(To do) Only the number is wanted: tally the lines below that contain the word "time".

(Supplied entries)
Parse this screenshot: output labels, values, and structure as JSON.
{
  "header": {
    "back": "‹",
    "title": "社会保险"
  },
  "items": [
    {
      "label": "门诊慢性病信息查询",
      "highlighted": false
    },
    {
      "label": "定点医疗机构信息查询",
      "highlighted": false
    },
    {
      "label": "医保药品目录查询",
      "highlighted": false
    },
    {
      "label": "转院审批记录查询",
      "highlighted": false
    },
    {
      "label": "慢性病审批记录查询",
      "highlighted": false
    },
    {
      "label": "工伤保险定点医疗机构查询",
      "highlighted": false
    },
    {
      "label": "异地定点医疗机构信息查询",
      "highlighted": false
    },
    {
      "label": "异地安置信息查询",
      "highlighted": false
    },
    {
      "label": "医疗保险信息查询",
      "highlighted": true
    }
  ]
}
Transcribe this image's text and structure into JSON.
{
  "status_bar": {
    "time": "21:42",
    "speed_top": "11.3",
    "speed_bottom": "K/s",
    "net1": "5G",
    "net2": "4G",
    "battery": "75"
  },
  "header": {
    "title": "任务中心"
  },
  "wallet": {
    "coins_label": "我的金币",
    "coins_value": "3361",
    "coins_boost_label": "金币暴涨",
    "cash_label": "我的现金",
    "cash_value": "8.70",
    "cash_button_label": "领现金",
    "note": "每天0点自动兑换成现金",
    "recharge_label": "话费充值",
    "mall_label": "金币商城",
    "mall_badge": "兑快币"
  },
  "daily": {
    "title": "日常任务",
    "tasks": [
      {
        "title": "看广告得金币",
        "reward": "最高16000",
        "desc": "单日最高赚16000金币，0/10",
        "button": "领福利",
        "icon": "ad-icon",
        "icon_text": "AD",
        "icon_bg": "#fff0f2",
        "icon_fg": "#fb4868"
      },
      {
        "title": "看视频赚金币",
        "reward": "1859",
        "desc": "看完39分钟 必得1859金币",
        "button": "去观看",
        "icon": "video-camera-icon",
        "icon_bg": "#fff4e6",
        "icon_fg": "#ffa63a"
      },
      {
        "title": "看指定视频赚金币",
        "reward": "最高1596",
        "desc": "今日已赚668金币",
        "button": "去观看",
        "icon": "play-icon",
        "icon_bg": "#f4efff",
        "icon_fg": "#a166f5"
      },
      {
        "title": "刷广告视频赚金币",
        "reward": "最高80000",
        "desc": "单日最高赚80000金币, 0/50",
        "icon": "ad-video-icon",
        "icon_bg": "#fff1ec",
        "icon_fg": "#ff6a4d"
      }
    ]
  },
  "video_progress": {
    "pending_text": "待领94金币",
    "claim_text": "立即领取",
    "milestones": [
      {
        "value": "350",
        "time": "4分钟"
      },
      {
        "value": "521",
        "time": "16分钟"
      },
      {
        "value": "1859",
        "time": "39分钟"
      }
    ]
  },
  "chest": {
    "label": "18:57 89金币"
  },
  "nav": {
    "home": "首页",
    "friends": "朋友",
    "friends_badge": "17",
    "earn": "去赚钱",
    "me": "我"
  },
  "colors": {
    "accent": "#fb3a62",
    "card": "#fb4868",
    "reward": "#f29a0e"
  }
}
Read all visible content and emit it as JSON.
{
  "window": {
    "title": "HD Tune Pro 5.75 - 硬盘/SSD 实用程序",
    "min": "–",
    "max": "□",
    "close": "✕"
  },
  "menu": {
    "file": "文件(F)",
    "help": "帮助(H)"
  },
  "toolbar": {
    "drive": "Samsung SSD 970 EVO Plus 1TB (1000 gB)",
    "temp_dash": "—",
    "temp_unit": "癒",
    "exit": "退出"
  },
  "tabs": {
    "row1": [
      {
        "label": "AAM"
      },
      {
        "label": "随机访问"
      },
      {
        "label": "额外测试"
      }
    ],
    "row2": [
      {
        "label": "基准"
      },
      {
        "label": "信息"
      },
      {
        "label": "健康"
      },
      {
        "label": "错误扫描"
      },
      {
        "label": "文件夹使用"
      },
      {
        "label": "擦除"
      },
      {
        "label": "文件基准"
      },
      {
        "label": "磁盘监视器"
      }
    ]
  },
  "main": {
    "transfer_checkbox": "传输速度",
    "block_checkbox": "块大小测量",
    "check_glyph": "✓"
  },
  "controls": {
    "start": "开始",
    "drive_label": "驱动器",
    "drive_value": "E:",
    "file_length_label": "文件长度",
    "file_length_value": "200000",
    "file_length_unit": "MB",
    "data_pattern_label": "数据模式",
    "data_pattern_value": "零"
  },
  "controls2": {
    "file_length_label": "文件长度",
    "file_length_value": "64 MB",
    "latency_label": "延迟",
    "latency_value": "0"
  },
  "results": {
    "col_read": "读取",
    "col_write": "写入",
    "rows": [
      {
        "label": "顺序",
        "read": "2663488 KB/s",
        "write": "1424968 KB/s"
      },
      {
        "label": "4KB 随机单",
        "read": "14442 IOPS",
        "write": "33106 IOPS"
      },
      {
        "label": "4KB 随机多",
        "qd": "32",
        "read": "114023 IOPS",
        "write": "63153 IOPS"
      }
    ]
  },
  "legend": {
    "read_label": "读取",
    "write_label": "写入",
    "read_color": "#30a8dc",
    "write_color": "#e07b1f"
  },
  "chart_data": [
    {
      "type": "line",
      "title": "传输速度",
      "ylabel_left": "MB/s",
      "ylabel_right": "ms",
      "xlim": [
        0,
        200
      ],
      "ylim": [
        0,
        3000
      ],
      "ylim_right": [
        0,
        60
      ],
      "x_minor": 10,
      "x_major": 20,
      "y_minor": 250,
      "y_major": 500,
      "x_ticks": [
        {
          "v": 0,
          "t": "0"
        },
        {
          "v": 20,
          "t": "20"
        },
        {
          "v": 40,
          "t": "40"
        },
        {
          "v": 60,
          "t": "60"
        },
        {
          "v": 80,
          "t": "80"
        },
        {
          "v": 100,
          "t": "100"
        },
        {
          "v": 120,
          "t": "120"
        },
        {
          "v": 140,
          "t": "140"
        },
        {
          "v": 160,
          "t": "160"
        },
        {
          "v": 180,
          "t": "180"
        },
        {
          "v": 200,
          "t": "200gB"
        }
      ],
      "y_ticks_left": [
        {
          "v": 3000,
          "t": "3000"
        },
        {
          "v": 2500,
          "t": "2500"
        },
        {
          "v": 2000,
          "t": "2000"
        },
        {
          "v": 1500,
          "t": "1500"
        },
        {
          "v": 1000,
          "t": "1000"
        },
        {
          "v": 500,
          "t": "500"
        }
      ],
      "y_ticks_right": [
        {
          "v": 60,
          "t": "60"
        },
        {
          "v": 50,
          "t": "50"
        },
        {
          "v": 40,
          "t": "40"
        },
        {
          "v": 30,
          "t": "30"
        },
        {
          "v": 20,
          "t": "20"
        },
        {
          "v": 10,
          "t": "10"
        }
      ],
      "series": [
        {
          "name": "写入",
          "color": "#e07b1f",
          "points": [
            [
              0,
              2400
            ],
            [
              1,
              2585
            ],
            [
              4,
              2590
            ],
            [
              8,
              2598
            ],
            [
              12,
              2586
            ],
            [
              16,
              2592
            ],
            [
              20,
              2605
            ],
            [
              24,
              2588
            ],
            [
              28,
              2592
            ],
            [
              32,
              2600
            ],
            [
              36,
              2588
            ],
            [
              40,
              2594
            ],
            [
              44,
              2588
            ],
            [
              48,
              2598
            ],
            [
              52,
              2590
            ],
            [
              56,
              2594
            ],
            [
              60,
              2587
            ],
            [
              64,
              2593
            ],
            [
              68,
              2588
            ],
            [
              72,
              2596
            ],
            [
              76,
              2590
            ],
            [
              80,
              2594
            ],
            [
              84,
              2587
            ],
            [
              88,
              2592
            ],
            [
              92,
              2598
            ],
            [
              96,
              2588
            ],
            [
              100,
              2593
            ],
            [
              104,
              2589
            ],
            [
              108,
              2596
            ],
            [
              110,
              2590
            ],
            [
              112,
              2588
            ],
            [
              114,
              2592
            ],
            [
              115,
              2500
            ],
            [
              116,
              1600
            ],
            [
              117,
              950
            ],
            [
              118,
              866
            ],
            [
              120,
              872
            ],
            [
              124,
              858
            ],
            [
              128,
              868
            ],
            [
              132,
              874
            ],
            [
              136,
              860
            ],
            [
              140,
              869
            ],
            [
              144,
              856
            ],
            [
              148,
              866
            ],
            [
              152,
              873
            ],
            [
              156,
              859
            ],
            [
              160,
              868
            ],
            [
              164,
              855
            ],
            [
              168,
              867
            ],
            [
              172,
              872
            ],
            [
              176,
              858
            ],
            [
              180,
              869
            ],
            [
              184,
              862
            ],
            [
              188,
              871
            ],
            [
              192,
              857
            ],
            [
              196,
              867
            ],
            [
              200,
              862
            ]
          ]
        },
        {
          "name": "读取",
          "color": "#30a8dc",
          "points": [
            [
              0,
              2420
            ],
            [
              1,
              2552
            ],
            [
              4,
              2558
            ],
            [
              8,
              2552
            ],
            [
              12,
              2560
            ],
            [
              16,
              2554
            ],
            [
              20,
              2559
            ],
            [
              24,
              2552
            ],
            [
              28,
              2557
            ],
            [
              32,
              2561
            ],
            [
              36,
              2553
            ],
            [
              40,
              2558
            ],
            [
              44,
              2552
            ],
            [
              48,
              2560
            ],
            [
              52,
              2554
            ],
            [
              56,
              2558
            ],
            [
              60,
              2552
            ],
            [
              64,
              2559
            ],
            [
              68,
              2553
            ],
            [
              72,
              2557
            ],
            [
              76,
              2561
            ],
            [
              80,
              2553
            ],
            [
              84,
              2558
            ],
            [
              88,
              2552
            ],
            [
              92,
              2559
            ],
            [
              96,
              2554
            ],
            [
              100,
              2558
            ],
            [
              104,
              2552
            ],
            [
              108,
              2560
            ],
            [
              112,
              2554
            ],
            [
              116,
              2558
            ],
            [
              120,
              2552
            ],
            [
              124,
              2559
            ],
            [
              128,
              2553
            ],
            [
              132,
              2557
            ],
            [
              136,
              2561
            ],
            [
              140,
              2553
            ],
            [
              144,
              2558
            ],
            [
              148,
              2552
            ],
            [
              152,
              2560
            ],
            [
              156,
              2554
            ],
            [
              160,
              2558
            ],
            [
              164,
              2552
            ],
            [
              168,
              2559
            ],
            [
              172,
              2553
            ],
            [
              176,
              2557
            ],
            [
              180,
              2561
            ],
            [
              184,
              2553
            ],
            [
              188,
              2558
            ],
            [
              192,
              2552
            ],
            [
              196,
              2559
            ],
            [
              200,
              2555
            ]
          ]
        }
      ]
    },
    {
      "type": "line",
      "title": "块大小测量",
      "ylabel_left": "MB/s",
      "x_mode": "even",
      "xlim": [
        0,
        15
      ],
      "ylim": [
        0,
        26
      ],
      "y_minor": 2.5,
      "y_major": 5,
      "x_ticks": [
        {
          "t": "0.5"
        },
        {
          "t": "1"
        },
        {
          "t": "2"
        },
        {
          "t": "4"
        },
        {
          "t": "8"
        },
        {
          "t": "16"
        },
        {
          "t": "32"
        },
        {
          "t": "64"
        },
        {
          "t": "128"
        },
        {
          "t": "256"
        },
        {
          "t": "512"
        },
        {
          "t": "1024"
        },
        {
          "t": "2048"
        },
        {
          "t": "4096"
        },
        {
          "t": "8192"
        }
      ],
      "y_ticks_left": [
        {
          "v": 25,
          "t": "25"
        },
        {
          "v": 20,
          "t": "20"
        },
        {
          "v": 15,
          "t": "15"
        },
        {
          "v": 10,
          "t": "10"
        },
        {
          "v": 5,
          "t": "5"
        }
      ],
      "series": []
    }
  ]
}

(Answer box) 4